#### Task data

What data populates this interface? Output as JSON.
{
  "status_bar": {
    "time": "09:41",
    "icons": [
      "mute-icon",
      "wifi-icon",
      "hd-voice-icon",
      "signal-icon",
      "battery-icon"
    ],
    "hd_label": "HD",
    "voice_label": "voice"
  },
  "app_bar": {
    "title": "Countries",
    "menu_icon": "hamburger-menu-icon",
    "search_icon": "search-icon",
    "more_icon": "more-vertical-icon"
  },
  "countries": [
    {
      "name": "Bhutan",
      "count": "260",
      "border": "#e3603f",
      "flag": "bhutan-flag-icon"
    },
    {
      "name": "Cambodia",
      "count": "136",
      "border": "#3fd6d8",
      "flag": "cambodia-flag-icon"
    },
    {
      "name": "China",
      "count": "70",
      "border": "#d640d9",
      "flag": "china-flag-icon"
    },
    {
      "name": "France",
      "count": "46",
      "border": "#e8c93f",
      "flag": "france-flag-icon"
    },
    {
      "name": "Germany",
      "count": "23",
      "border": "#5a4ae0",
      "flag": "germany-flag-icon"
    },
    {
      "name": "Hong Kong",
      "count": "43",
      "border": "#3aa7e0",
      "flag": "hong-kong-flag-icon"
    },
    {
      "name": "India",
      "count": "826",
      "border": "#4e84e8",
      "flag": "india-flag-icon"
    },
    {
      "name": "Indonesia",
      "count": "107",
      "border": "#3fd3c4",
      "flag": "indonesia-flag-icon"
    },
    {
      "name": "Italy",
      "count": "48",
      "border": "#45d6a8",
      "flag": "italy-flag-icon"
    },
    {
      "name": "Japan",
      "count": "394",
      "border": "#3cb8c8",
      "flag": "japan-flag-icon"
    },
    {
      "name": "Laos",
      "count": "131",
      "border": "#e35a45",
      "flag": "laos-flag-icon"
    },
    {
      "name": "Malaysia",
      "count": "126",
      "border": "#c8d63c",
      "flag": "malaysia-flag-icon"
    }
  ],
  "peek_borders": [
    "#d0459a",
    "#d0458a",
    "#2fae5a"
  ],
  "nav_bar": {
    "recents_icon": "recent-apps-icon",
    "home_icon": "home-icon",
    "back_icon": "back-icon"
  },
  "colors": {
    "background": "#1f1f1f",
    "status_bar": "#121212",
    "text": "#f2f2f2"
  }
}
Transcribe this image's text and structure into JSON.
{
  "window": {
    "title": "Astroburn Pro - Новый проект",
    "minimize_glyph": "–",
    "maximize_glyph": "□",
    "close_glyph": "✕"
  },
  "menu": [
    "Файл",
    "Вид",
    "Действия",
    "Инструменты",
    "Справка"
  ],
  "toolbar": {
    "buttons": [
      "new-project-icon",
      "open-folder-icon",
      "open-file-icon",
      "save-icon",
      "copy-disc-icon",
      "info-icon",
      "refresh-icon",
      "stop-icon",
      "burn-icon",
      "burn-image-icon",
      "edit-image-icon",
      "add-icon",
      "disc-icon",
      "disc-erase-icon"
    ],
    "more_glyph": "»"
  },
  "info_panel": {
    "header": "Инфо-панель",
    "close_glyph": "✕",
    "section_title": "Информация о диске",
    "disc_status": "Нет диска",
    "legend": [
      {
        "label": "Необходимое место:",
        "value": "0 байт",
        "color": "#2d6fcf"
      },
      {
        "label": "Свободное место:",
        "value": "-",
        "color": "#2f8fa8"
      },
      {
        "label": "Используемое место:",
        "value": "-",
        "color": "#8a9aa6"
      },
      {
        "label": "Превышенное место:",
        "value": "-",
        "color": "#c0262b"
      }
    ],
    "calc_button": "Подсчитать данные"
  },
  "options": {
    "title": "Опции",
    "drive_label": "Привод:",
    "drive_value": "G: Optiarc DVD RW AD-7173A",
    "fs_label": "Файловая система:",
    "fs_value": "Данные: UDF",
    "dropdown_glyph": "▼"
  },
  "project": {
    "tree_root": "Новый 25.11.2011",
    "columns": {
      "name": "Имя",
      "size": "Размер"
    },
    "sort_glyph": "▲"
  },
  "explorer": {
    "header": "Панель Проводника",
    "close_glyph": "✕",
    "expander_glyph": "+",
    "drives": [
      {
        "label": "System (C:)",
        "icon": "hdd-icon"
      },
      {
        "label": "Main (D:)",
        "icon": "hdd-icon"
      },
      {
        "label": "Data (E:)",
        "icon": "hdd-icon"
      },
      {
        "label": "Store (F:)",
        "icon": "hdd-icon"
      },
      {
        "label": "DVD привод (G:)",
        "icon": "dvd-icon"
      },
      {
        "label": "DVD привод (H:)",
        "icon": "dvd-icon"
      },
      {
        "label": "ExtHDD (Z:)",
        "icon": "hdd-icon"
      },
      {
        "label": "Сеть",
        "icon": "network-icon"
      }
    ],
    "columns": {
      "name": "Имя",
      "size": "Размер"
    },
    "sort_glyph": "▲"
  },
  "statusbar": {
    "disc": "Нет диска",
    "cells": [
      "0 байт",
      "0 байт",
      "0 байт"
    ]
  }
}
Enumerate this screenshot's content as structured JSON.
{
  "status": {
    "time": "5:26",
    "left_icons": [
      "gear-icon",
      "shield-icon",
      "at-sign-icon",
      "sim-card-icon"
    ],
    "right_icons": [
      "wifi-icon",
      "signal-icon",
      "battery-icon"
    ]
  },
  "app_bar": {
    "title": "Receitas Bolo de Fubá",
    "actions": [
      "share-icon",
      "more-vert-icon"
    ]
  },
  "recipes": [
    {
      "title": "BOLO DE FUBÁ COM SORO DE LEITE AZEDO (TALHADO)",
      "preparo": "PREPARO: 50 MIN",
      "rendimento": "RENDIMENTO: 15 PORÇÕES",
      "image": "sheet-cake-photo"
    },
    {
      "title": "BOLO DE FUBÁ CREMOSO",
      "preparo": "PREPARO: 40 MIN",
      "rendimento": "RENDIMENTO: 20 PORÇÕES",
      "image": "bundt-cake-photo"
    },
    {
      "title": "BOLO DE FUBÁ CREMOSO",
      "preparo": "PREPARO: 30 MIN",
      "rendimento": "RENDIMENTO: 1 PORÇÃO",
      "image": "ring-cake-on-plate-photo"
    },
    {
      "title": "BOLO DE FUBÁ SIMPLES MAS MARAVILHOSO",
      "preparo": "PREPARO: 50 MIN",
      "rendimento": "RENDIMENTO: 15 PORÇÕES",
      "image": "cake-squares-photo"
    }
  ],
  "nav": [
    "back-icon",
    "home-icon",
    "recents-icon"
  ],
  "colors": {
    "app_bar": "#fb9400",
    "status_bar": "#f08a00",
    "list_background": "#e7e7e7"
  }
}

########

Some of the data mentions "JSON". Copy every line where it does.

What data populates this interface? Output as JSON.
Transcribe this image's text and structure into JSON.
Enumerate this screenshot's content as structured JSON.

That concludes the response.